She believed that the fascia had a strong influence on our health and in particular our structure and how we function and move. She started to use hands-on techniques in an attempt to try and manipulate the fascia to improve the posture and function of her patients. Over many years of study and working with her patients Dr Rolf developed her work into a series of 10 manual therapy sessions which she called Structural Integration.
As mentioned earlier in this article Tom Myers trained with Ida Rolf and had been working with her structural Integration approach for a number of years.
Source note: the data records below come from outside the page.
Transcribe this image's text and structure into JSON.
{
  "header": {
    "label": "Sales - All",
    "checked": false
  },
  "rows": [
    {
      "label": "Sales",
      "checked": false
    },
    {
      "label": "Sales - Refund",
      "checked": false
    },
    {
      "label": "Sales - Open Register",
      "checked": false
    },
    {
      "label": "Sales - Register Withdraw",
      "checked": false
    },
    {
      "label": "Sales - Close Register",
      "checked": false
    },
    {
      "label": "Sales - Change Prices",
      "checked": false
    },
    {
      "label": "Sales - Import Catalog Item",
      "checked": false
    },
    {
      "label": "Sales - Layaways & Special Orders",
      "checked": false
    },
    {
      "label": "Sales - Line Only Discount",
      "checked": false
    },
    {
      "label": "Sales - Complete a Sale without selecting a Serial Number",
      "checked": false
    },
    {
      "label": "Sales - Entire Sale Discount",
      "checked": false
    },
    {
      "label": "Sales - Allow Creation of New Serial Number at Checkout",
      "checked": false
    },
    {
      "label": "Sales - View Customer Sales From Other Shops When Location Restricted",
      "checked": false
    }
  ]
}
As Tom began to develop and evolve the Myofascial Meridians into his Rolfing practise and adapt his Rolfing sessions around these meridians AnatomyTrains Structural Integration was born.
The 12 sessions of Anatomy Trains Structural Integration
Each of the 12 sessions in the Anatomy Trains Structural Integration series uses the Anatomy Trains model to help the practitioner identify where the myofascia (muscles and fascia) are tight and pulling you out of alignment.
The first four sessions
Each of the first four sessions focuses on the front, back, lateral and spiral lines, undoing any pulls, strain or restrictions within them.
The middle four sessions
The middle four sessions are dedicated to releasing myofascial restrictions in the deep front line which is the core line running from your feet to your head. These sessions are virtually the same as the core session work in Ida Rolfs original program.
These first eight sessions are all about undoing restrictions and tightness in the fascial fabric. They are focused on allowing parts of your body to move with freedom. For example, being able to reach your arm above your head without restriction in your shoulder or a pulling feeling down into the side of your body.
The final four sessions
The final four sessions are less focussed on specific lines and more about putting things back together to integrate the work of the first 8 sessions. They remind us that although we are made up of different parts that these parts need to work fluidly and coherently in an organised way and that they are integrated.
Also included in the final sessions are the arm lines which are looked at in detail in session 11. Dr Rolf had always said that the arms got short swift in her original 10 session series and so Tom Myers has dedicated session 11 to working on the arms and shoulders and integrating them with the rest of the body.
Anatomy Trains in 2020
Over the years what began as a game to teach his students the connections through the myofascia has developed into a recognised and respected model for helping manual and movement practitioners around the world to see unexpected connections of strain in their clients and patients bodies. In 2001 Tom Myers published his first book on the Anatomy Trains it is now in its 3rd edition and as of 2016 has sold in excess of 100,000 copies. Over my next few blogs, I will take you on a journey of each of the Anatomy Trains Myofascial Meridians.